As the spring quickly approaches, the “what are you doing this summer?” question arrives as well. Summer internships are a fantastic way to get real-life experience without the stress of working during the school year. If you live in an area that allows school-year internships, though—take advantage of that!
Everyone has that one perfect internship in their mind—whether it’s a fashion internship, an engineering co-op or student opportunity to write and travel, internships offer a good match for every student and every major! Here are some tips to help you land the summer and experience you’ve always dreamed of.
1. Start Early. You’re never “too young” for a fabulous internship. While some companies only take on upperclassmen, others are more than willing to have a variety of ages and will teach you so many lessons in one summer than you ever could’ve hoped. Take a plunge because your internship one summer could lead to an even better experience later on to build on your knowledge and skillset. On another side of starting early, look at the websites of your dream companies in the beginning of the school year. Oftentimes major internship programs (Like Southwest Airlines, Starbucks, etc.) will take summer applications in October because of the large influx of applications and long interview process. Don’t miss your chance! For the majority, however, internship applications will be due somewhere in-between January and March. Check often and start an Excel sheet to help you keep track.
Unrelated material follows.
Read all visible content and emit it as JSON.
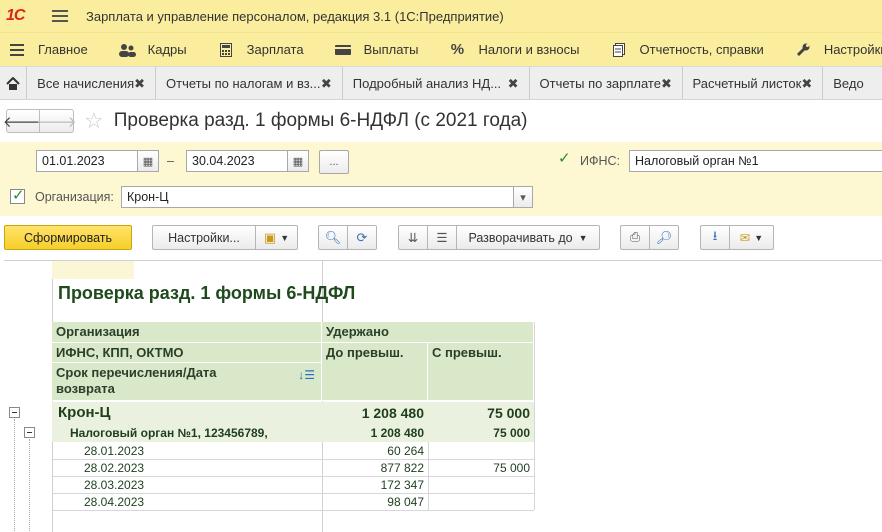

2. Have References + Make Connections. Make sure you have someone who wasn’t your 10th grade English teacher ready and willing to speak (well) on your behalf. To have the credibility of a professor or SGA adviser at a major university share your skills, charming personality and hard work ethic will speak volumes to intern recruiters. In addition to having solid references, don’t be afraid to have your dad’s friend’s daughter that used to babysit you talk with her boss to at least get your resume on the top of the stack. Use those connections—if you know someone who just so happens to work at your dream internship company don’t be afraid to reach out! The most she could get you is your resume read, but in the mass of students applying, sometimes that’s all it takes.
3. Keep it clean and genuine. I can’t stress enough how often colleges and employers look at your social media! Depending on your field of study, be especially careful that you’re using Twitter to network with other PR majors, for example, and not for subtweeting your ex-boyfriend or rude neighbor. If you have an active blog, bonus! This is a great way for employers to see your writing skills and see the sorts of things you care about—if you blogged about a fun weekend roadtrip or a great product you’ve just discovered, they’ll see the variety of interests and knowledge you can offer them. If you don’t have a blog, don’t freak out! Just make sure what are you putting on the internet is something you want your employers, coworkers, and grandparents to have seen. (If you don’t want them to see it, why would we want to?) If you want to be able to retweet “Sassy Flirty Girl Probz” regularly, go for it—just be sure that your account is private. Be who you are and always try to be the same person on Twitter as you are in person.
4. Always Have Questions. People who have questions prove that they have done their homework. Always research the company, their internship program, and if you’re feeling really ambitious, check out the LinkedIn profiles of some of their employees to see if you could see yourself being part of their company. Don’t ask questions that could easily be answered via Google, but do have some you can reach out about and some to tuck away for a future interview. Usually an application will say “Contact Jane by phone or email with questions.” If phone is an option, call. Always. Especially in our time, a phone call will stand out to an employer because everyone just goes directly to email. A phone call is more personal and if you don’t already have a connection, it will help your name and personality stand out beyond your resume and cover letter. People also tend to share more detailed information over the phone, which can guide you to better prepare your application.
5. Be Prepared. Do your research and start plugging away. Employers look for interns they can develop and teach, but they will only give their summer to interns who already have a solid foundation. If your cover letter is three pages long and has typos, you’re toast. Use your cover letter as a chance to concisely share why you want the job, how you are a good fit for it, and and that you are ready to build on your existing skills. Have a recent resume, and shape it (do not embellish) to show your relevant experience. If you start your resume and cover letter the day before they’re due, they won’t be the best they can be. Refer to your Excel sheet from #1 and really work ahead. By setting aside an hour on a Sunday afternoon to polish your resume and cover letter, you’ll be ahead of the crowd and on top of your game.
It may seem overwhelming, but by taking initiative you’re guaranteed to find a great fit in an internship position. You’ll earn the opportunity to work with some of the best professionals in your field, and when fall comes back around you’ll have an entirely new set of skills to open the door to even more fantastic experiences. Your network of connections will grow and so will your future!
Do you have some great internship tips or a question about interning? Tweet me @SarahDougherty or leave a comment below!
By: Sarah Dougherty, University of Alabama